_INFORMATION PROVIDED_:
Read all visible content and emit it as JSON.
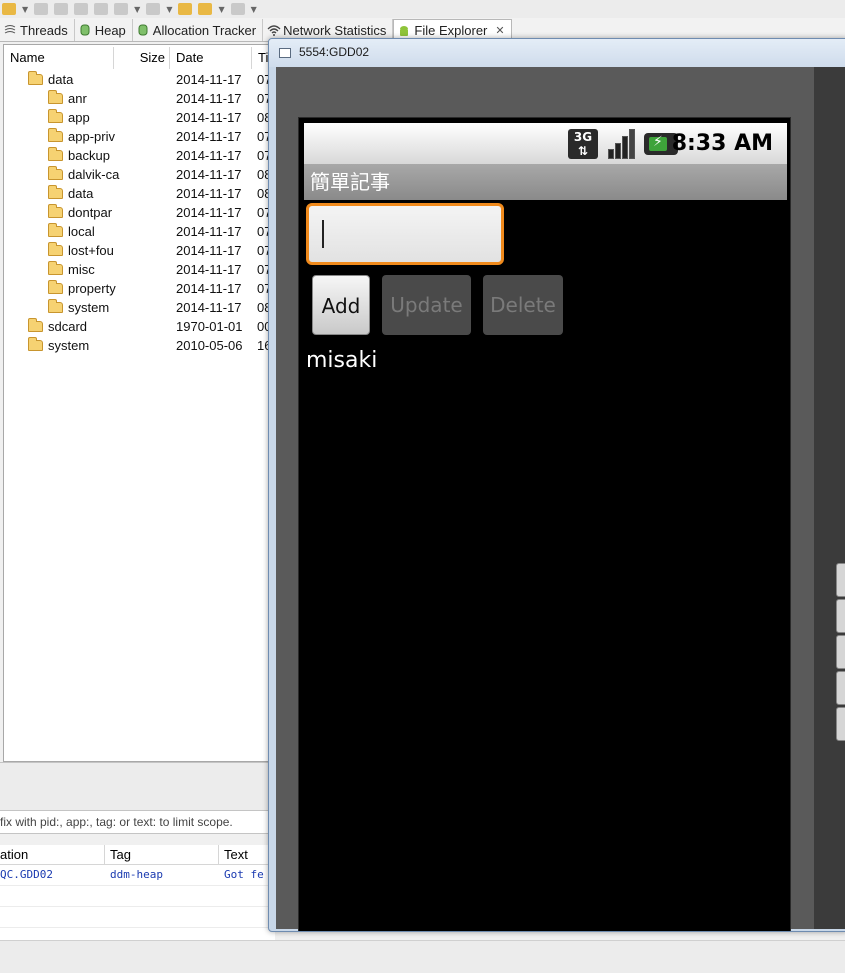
{
  "tabs": [
    {
      "label": "Threads"
    },
    {
      "label": "Heap"
    },
    {
      "label": "Allocation Tracker"
    },
    {
      "label": "Network Statistics"
    },
    {
      "label": "File Explorer",
      "active": true
    }
  ],
  "explorer": {
    "columns": {
      "name": "Name",
      "size": "Size",
      "date": "Date",
      "time": "Ti"
    },
    "rows": [
      {
        "name": "data",
        "date": "2014-11-17",
        "time": "07",
        "depth": 1
      },
      {
        "name": "anr",
        "date": "2014-11-17",
        "time": "07",
        "depth": 2
      },
      {
        "name": "app",
        "date": "2014-11-17",
        "time": "08",
        "depth": 2
      },
      {
        "name": "app-priv",
        "date": "2014-11-17",
        "time": "07",
        "depth": 2
      },
      {
        "name": "backup",
        "date": "2014-11-17",
        "time": "07",
        "depth": 2
      },
      {
        "name": "dalvik-ca",
        "date": "2014-11-17",
        "time": "08",
        "depth": 2
      },
      {
        "name": "data",
        "date": "2014-11-17",
        "time": "08",
        "depth": 2
      },
      {
        "name": "dontpar",
        "date": "2014-11-17",
        "time": "07",
        "depth": 2
      },
      {
        "name": "local",
        "date": "2014-11-17",
        "time": "07",
        "depth": 2
      },
      {
        "name": "lost+fou",
        "date": "2014-11-17",
        "time": "07",
        "depth": 2
      },
      {
        "name": "misc",
        "date": "2014-11-17",
        "time": "07",
        "depth": 2
      },
      {
        "name": "property",
        "date": "2014-11-17",
        "time": "07",
        "depth": 2
      },
      {
        "name": "system",
        "date": "2014-11-17",
        "time": "08",
        "depth": 2
      },
      {
        "name": "sdcard",
        "date": "1970-01-01",
        "time": "00",
        "depth": 1
      },
      {
        "name": "system",
        "date": "2010-05-06",
        "time": "16",
        "depth": 1
      }
    ]
  },
  "logcat": {
    "filter_hint": "fix with pid:, app:, tag: or text: to limit scope.",
    "columns": {
      "application": "ation",
      "tag": "Tag",
      "text": "Text"
    },
    "rows": [
      {
        "application": "QC.GDD02",
        "tag": "ddm-heap",
        "text": "Got fe"
      }
    ]
  },
  "emulator": {
    "window_title": "5554:GDD02",
    "status_bar": {
      "network": "3G",
      "time": "8:33 AM"
    },
    "app_title": "簡單記事",
    "input_value": "",
    "buttons": {
      "add": "Add",
      "update": "Update",
      "delete": "Delete"
    },
    "notes": [
      "misaki"
    ]
  },
  "colors": {
    "input_focus": "#f08a1c",
    "battery": "#3ea33a"
  }
}
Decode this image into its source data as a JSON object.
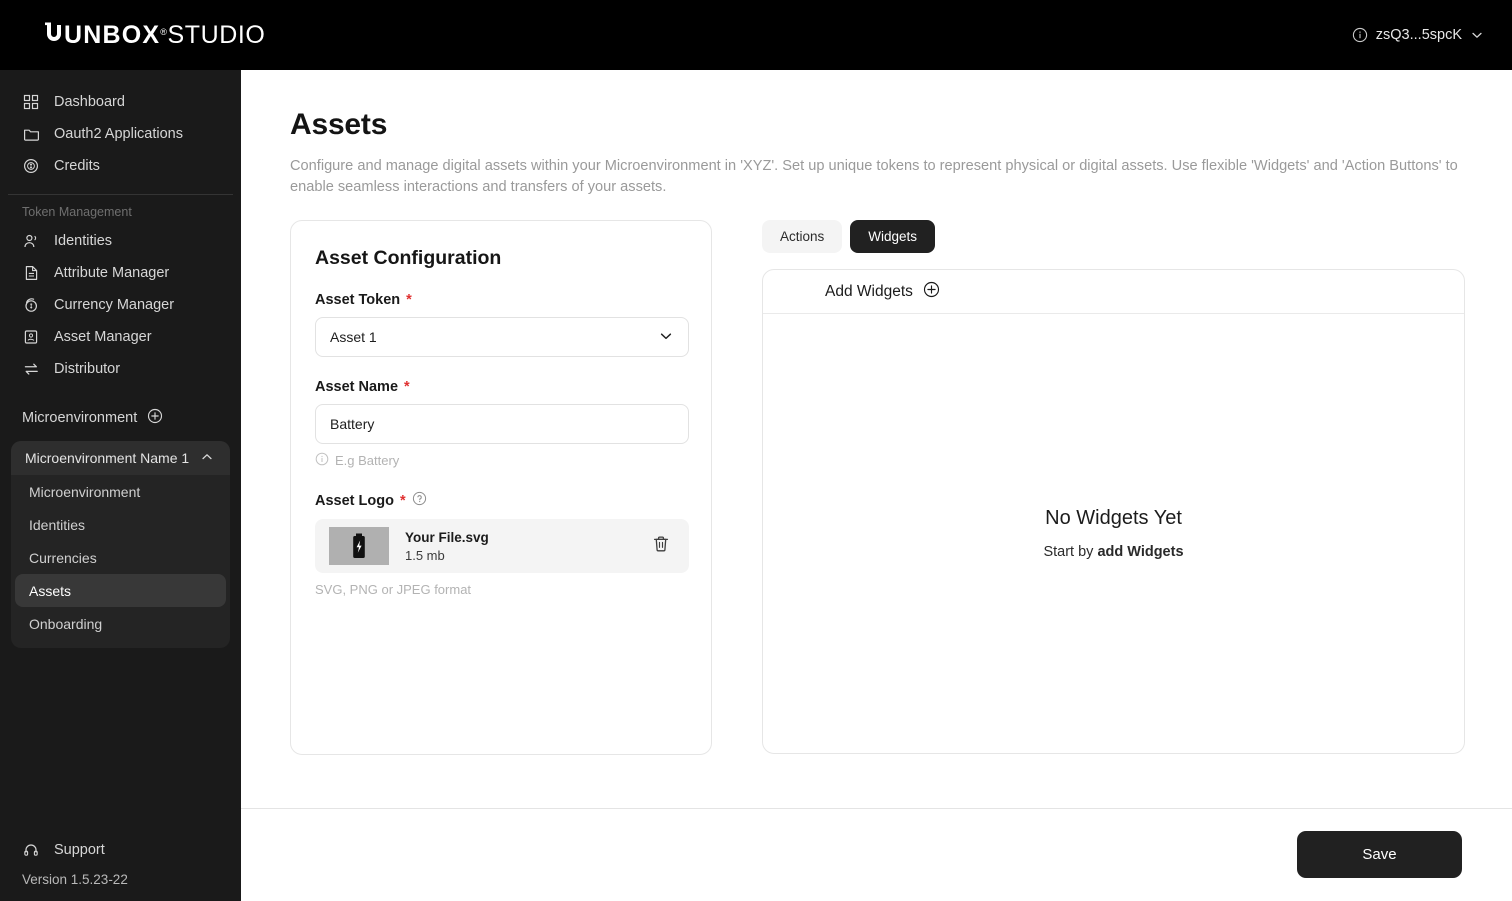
{
  "topbar": {
    "logo_bold": "UNBOX",
    "logo_sup": "®",
    "logo_regular": "STUDIO",
    "user_label": "zsQ3...5spcK",
    "info_icon": "info-circle-icon",
    "chevron_icon": "chevron-down-icon"
  },
  "sidebar": {
    "nav_primary": [
      {
        "label": "Dashboard",
        "icon": "grid-icon"
      },
      {
        "label": "Oauth2 Applications",
        "icon": "folder-icon"
      },
      {
        "label": "Credits",
        "icon": "coin-dollar-icon"
      }
    ],
    "section_label": "Token Management",
    "nav_tokens": [
      {
        "label": "Identities",
        "icon": "users-icon"
      },
      {
        "label": "Attribute Manager",
        "icon": "document-icon"
      },
      {
        "label": "Currency Manager",
        "icon": "currency-coin-icon"
      },
      {
        "label": "Asset Manager",
        "icon": "building-icon"
      },
      {
        "label": "Distributor",
        "icon": "transfer-arrows-icon"
      }
    ],
    "micro_header": "Microenvironment",
    "micro_add_icon": "plus-circle-icon",
    "micro_group": {
      "title": "Microenvironment Name 1",
      "collapse_icon": "chevron-up-icon",
      "items": [
        {
          "label": "Microenvironment",
          "active": false
        },
        {
          "label": "Identities",
          "active": false
        },
        {
          "label": "Currencies",
          "active": false
        },
        {
          "label": "Assets",
          "active": true
        },
        {
          "label": "Onboarding",
          "active": false
        }
      ]
    },
    "support_label": "Support",
    "support_icon": "headset-icon",
    "version": "Version 1.5.23-22"
  },
  "page": {
    "title": "Assets",
    "description": "Configure and manage digital assets within your Microenvironment in 'XYZ'. Set up unique tokens to represent physical or digital assets. Use flexible 'Widgets' and 'Action Buttons' to enable seamless interactions and transfers of your assets."
  },
  "asset_config": {
    "card_title": "Asset Configuration",
    "token_label": "Asset Token",
    "token_required": "*",
    "token_value": "Asset 1",
    "token_chevron_icon": "chevron-down-icon",
    "name_label": "Asset Name",
    "name_required": "*",
    "name_value": "Battery",
    "name_placeholder": "E.g Battery",
    "name_hint": "E.g Battery",
    "name_hint_icon": "info-circle-icon",
    "logo_label": "Asset Logo",
    "logo_required": "*",
    "logo_help_icon": "question-circle-icon",
    "logo_thumb_icon": "battery-bolt-icon",
    "file_name": "Your File.svg",
    "file_size": "1.5 mb",
    "delete_icon": "trash-icon",
    "logo_hint": "SVG, PNG or JPEG format"
  },
  "widgets": {
    "tabs": [
      {
        "label": "Actions",
        "active": false
      },
      {
        "label": "Widgets",
        "active": true
      }
    ],
    "add_label": "Add Widgets",
    "add_icon": "plus-circle-icon",
    "empty_title": "No Widgets Yet",
    "empty_sub_prefix": "Start by ",
    "empty_sub_action": "add Widgets"
  },
  "footer": {
    "save_label": "Save"
  },
  "colors": {
    "topbar_bg": "#000000",
    "sidebar_bg": "#1a1a1a",
    "accent_dark": "#212121",
    "required_red": "#e03030",
    "active_item_bg": "#383838"
  }
}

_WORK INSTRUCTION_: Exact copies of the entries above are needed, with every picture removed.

_ANSWER AREA_:
Read all visible content and emit it as JSON.
{
  "tabs": [
    {
      "label": "Threads"
    },
    {
      "label": "Heap"
    },
    {
      "label": "Allocation Tracker"
    },
    {
      "label": "Network Statistics"
    },
    {
      "label": "File Explorer",
      "active": true
    }
  ],
  "explorer": {
    "columns": {
      "name": "Name",
      "size": "Size",
      "date": "Date",
      "time": "Ti"
    },
    "rows": [
      {
        "name": "data",
        "date": "2014-11-17",
        "time": "07",
        "depth": 1
      },
      {
        "name": "anr",
        "date": "2014-11-17",
        "time": "07",
        "depth": 2
      },
      {
        "name": "app",
        "date": "2014-11-17",
        "time": "08",
        "depth": 2
      },
      {
        "name": "app-priv",
        "date": "2014-11-17",
        "time": "07",
        "depth": 2
      },
      {
        "name": "backup",
        "date": "2014-11-17",
        "time": "07",
        "depth": 2
      },
      {
        "name": "dalvik-ca",
        "date": "2014-11-17",
        "time": "08",
        "depth": 2
      },
      {
        "name": "data",
        "date": "2014-11-17",
        "time": "08",
        "depth": 2
      },
      {
        "name": "dontpar",
        "date": "2014-11-17",
        "time": "07",
        "depth": 2
      },
      {
        "name": "local",
        "date": "2014-11-17",
        "time": "07",
        "depth": 2
      },
      {
        "name": "lost+fou",
        "date": "2014-11-17",
        "time": "07",
        "depth": 2
      },
      {
        "name": "misc",
        "date": "2014-11-17",
        "time": "07",
        "depth": 2
      },
      {
        "name": "property",
        "date": "2014-11-17",
        "time": "07",
        "depth": 2
      },
      {
        "name": "system",
        "date": "2014-11-17",
        "time": "08",
        "depth": 2
      },
      {
        "name": "sdcard",
        "date": "1970-01-01",
        "time": "00",
        "depth": 1
      },
      {
        "name": "system",
        "date": "2010-05-06",
        "time": "16",
        "depth": 1
      }
    ]
  },
  "logcat": {
    "filter_hint": "fix with pid:, app:, tag: or text: to limit scope.",
    "columns": {
      "application": "ation",
      "tag": "Tag",
      "text": "Text"
    },
    "rows": [
      {
        "application": "QC.GDD02",
        "tag": "ddm-heap",
        "text": "Got fe"
      }
    ]
  },
  "emulator": {
    "window_title": "5554:GDD02",
    "status_bar": {
      "network": "3G",
      "time": "8:33 AM"
    },
    "app_title": "簡單記事",
    "input_value": "",
    "buttons": {
      "add": "Add",
      "update": "Update",
      "delete": "Delete"
    },
    "notes": [
      "misaki"
    ]
  },
  "colors": {
    "input_focus": "#f08a1c",
    "battery": "#3ea33a"
  }
}
Decode this image into its source data as a JSON object.
{
  "topbar": {
    "logo_bold": "UNBOX",
    "logo_sup": "®",
    "logo_regular": "STUDIO",
    "user_label": "zsQ3...5spcK",
    "info_icon": "info-circle-icon",
    "chevron_icon": "chevron-down-icon"
  },
  "sidebar": {
    "nav_primary": [
      {
        "label": "Dashboard",
        "icon": "grid-icon"
      },
      {
        "label": "Oauth2 Applications",
        "icon": "folder-icon"
      },
      {
        "label": "Credits",
        "icon": "coin-dollar-icon"
      }
    ],
    "section_label": "Token Management",
    "nav_tokens": [
      {
        "label": "Identities",
        "icon": "users-icon"
      },
      {
        "label": "Attribute Manager",
        "icon": "document-icon"
      },
      {
        "label": "Currency Manager",
        "icon": "currency-coin-icon"
      },
      {
        "label": "Asset Manager",
        "icon": "building-icon"
      },
      {
        "label": "Distributor",
        "icon": "transfer-arrows-icon"
      }
    ],
    "micro_header": "Microenvironment",
    "micro_add_icon": "plus-circle-icon",
    "micro_group": {
      "title": "Microenvironment Name 1",
      "collapse_icon": "chevron-up-icon",
      "items": [
        {
          "label": "Microenvironment",
          "active": false
        },
        {
          "label": "Identities",
          "active": false
        },
        {
          "label": "Currencies",
          "active": false
        },
        {
          "label": "Assets",
          "active": true
        },
        {
          "label": "Onboarding",
          "active": false
        }
      ]
    },
    "support_label": "Support",
    "support_icon": "headset-icon",
    "version": "Version 1.5.23-22"
  },
  "page": {
    "title": "Assets",
    "description": "Configure and manage digital assets within your Microenvironment in 'XYZ'. Set up unique tokens to represent physical or digital assets. Use flexible 'Widgets' and 'Action Buttons' to enable seamless interactions and transfers of your assets."
  },
  "asset_config": {
    "card_title": "Asset Configuration",
    "token_label": "Asset Token",
    "token_required": "*",
    "token_value": "Asset 1",
    "token_chevron_icon": "chevron-down-icon",
    "name_label": "Asset Name",
    "name_required": "*",
    "name_value": "Battery",
    "name_placeholder": "E.g Battery",
    "name_hint": "E.g Battery",
    "name_hint_icon": "info-circle-icon",
    "logo_label": "Asset Logo",
    "logo_required": "*",
    "logo_help_icon": "question-circle-icon",
    "logo_thumb_icon": "battery-bolt-icon",
    "file_name": "Your File.svg",
    "file_size": "1.5 mb",
    "delete_icon": "trash-icon",
    "logo_hint": "SVG, PNG or JPEG format"
  },
  "widgets": {
    "tabs": [
      {
        "label": "Actions",
        "active": false
      },
      {
        "label": "Widgets",
        "active": true
      }
    ],
    "add_label": "Add Widgets",
    "add_icon": "plus-circle-icon",
    "empty_title": "No Widgets Yet",
    "empty_sub_prefix": "Start by ",
    "empty_sub_action": "add Widgets"
  },
  "footer": {
    "save_label": "Save"
  },
  "colors": {
    "topbar_bg": "#000000",
    "sidebar_bg": "#1a1a1a",
    "accent_dark": "#212121",
    "required_red": "#e03030",
    "active_item_bg": "#383838"
  }
}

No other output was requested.